Nothing in the records that follow should differ once you have copied them out.
RECORDED INFORMATION: Begin
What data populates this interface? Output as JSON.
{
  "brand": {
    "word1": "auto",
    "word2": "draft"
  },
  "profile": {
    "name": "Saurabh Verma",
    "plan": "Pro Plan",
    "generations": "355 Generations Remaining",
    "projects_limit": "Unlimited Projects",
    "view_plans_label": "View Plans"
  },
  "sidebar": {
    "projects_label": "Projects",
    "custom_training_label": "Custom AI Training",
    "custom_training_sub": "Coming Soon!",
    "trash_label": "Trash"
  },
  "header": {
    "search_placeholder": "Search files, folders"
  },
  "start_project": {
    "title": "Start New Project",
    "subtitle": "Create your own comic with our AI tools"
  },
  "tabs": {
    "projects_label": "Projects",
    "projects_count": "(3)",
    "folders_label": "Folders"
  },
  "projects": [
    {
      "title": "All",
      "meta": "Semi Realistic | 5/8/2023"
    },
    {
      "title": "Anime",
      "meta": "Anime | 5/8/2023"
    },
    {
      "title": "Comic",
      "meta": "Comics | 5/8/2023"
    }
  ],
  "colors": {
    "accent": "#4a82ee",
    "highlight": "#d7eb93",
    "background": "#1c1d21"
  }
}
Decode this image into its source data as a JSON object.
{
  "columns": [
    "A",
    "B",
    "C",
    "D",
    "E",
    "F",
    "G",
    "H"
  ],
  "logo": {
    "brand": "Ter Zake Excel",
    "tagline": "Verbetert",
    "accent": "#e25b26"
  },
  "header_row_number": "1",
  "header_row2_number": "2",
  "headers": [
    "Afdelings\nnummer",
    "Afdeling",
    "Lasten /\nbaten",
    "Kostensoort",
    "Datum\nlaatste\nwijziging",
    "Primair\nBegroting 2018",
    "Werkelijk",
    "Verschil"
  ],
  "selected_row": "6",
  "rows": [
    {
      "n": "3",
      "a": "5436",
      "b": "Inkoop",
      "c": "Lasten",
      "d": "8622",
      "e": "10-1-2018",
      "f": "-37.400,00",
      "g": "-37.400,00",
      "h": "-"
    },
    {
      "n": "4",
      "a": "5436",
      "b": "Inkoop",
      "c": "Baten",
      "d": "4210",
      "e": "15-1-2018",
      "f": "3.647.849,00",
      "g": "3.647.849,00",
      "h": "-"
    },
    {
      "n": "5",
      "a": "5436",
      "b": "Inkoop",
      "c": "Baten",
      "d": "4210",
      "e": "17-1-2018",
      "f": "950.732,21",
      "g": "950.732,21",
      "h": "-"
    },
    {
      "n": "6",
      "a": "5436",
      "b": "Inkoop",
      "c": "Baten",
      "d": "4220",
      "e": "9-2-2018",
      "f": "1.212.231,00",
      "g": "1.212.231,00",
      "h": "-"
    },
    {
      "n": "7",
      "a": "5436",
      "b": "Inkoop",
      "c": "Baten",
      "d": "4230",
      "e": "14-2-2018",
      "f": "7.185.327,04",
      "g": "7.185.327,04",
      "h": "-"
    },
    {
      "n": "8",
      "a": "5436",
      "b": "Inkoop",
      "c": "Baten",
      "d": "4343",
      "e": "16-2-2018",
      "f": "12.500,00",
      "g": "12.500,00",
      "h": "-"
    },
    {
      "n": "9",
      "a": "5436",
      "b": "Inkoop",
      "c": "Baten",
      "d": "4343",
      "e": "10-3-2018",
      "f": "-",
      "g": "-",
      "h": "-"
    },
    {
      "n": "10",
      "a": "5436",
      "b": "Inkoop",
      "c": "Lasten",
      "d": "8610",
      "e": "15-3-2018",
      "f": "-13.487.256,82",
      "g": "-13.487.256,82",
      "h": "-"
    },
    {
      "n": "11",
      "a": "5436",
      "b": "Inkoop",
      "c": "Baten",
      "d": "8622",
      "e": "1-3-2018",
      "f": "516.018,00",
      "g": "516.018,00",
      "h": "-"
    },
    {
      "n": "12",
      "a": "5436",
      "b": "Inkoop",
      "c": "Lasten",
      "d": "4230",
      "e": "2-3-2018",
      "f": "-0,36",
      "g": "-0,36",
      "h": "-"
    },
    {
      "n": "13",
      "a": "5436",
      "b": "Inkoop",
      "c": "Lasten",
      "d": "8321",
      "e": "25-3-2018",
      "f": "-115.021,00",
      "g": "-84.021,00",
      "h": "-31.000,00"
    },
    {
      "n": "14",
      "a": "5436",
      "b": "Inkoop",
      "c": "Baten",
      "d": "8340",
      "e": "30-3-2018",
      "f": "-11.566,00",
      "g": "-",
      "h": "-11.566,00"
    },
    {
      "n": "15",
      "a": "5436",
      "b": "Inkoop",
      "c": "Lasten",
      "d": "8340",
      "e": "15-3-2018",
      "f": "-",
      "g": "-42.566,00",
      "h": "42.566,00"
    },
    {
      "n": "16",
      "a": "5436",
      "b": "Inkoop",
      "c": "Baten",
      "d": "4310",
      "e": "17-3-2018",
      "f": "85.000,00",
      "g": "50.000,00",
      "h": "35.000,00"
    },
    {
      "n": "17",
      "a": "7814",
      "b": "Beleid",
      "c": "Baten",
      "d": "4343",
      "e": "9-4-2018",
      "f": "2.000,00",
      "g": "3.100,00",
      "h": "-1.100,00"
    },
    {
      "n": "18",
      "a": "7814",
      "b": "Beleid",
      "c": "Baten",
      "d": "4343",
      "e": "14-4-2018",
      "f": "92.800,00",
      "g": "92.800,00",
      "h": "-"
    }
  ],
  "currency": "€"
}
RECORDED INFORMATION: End
## EXERCISE SOLUTION
What data populates this interface? Output as JSON.
{
  "brand": {
    "word1": "auto",
    "word2": "draft"
  },
  "profile": {
    "name": "Saurabh Verma",
    "plan": "Pro Plan",
    "generations": "355 Generations Remaining",
    "projects_limit": "Unlimited Projects",
    "view_plans_label": "View Plans"
  },
  "sidebar": {
    "projects_label": "Projects",
    "custom_training_label": "Custom AI Training",
    "custom_training_sub": "Coming Soon!",
    "trash_label": "Trash"
  },
  "header": {
    "search_placeholder": "Search files, folders"
  },
  "start_project": {
    "title": "Start New Project",
    "subtitle": "Create your own comic with our AI tools"
  },
  "tabs": {
    "projects_label": "Projects",
    "projects_count": "(3)",
    "folders_label": "Folders"
  },
  "projects": [
    {
      "title": "All",
      "meta": "Semi Realistic | 5/8/2023"
    },
    {
      "title": "Anime",
      "meta": "Anime | 5/8/2023"
    },
    {
      "title": "Comic",
      "meta": "Comics | 5/8/2023"
    }
  ],
  "colors": {
    "accent": "#4a82ee",
    "highlight": "#d7eb93",
    "background": "#1c1d21"
  }
}
Decode this image into its source data as a JSON object.
{
  "columns": [
    "A",
    "B",
    "C",
    "D",
    "E",
    "F",
    "G",
    "H"
  ],
  "logo": {
    "brand": "Ter Zake Excel",
    "tagline": "Verbetert",
    "accent": "#e25b26"
  },
  "header_row_number": "1",
  "header_row2_number": "2",
  "headers": [
    "Afdelings\nnummer",
    "Afdeling",
    "Lasten /\nbaten",
    "Kostensoort",
    "Datum\nlaatste\nwijziging",
    "Primair\nBegroting 2018",
    "Werkelijk",
    "Verschil"
  ],
  "selected_row": "6",
  "rows": [
    {
      "n": "3",
      "a": "5436",
      "b": "Inkoop",
      "c": "Lasten",
      "d": "8622",
      "e": "10-1-2018",
      "f": "-37.400,00",
      "g": "-37.400,00",
      "h": "-"
    },
    {
      "n": "4",
      "a": "5436",
      "b": "Inkoop",
      "c": "Baten",
      "d": "4210",
      "e": "15-1-2018",
      "f": "3.647.849,00",
      "g": "3.647.849,00",
      "h": "-"
    },
    {
      "n": "5",
      "a": "5436",
      "b": "Inkoop",
      "c": "Baten",
      "d": "4210",
      "e": "17-1-2018",
      "f": "950.732,21",
      "g": "950.732,21",
      "h": "-"
    },
    {
      "n": "6",
      "a": "5436",
      "b": "Inkoop",
      "c": "Baten",
      "d": "4220",
      "e": "9-2-2018",
      "f": "1.212.231,00",
      "g": "1.212.231,00",
      "h": "-"
    },
    {
      "n": "7",
      "a": "5436",
      "b": "Inkoop",
      "c": "Baten",
      "d": "4230",
      "e": "14-2-2018",
      "f": "7.185.327,04",
      "g": "7.185.327,04",
      "h": "-"
    },
    {
      "n": "8",
      "a": "5436",
      "b": "Inkoop",
      "c": "Baten",
      "d": "4343",
      "e": "16-2-2018",
      "f": "12.500,00",
      "g": "12.500,00",
      "h": "-"
    },
    {
      "n": "9",
      "a": "5436",
      "b": "Inkoop",
      "c": "Baten",
      "d": "4343",
      "e": "10-3-2018",
      "f": "-",
      "g": "-",
      "h": "-"
    },
    {
      "n": "10",
      "a": "5436",
      "b": "Inkoop",
      "c": "Lasten",
      "d": "8610",
      "e": "15-3-2018",
      "f": "-13.487.256,82",
      "g": "-13.487.256,82",
      "h": "-"
    },
    {
      "n": "11",
      "a": "5436",
      "b": "Inkoop",
      "c": "Baten",
      "d": "8622",
      "e": "1-3-2018",
      "f": "516.018,00",
      "g": "516.018,00",
      "h": "-"
    },
    {
      "n": "12",
      "a": "5436",
      "b": "Inkoop",
      "c": "Lasten",
      "d": "4230",
      "e": "2-3-2018",
      "f": "-0,36",
      "g": "-0,36",
      "h": "-"
    },
    {
      "n": "13",
      "a": "5436",
      "b": "Inkoop",
      "c": "Lasten",
      "d": "8321",
      "e": "25-3-2018",
      "f": "-115.021,00",
      "g": "-84.021,00",
      "h": "-31.000,00"
    },
    {
      "n": "14",
      "a": "5436",
      "b": "Inkoop",
      "c": "Baten",
      "d": "8340",
      "e": "30-3-2018",
      "f": "-11.566,00",
      "g": "-",
      "h": "-11.566,00"
    },
    {
      "n": "15",
      "a": "5436",
      "b": "Inkoop",
      "c": "Lasten",
      "d": "8340",
      "e": "15-3-2018",
      "f": "-",
      "g": "-42.566,00",
      "h": "42.566,00"
    },
    {
      "n": "16",
      "a": "5436",
      "b": "Inkoop",
      "c": "Baten",
      "d": "4310",
      "e": "17-3-2018",
      "f": "85.000,00",
      "g": "50.000,00",
      "h": "35.000,00"
    },
    {
      "n": "17",
      "a": "7814",
      "b": "Beleid",
      "c": "Baten",
      "d": "4343",
      "e": "9-4-2018",
      "f": "2.000,00",
      "g": "3.100,00",
      "h": "-1.100,00"
    },
    {
      "n": "18",
      "a": "7814",
      "b": "Beleid",
      "c": "Baten",
      "d": "4343",
      "e": "14-4-2018",
      "f": "92.800,00",
      "g": "92.800,00",
      "h": "-"
    }
  ],
  "currency": "€"
}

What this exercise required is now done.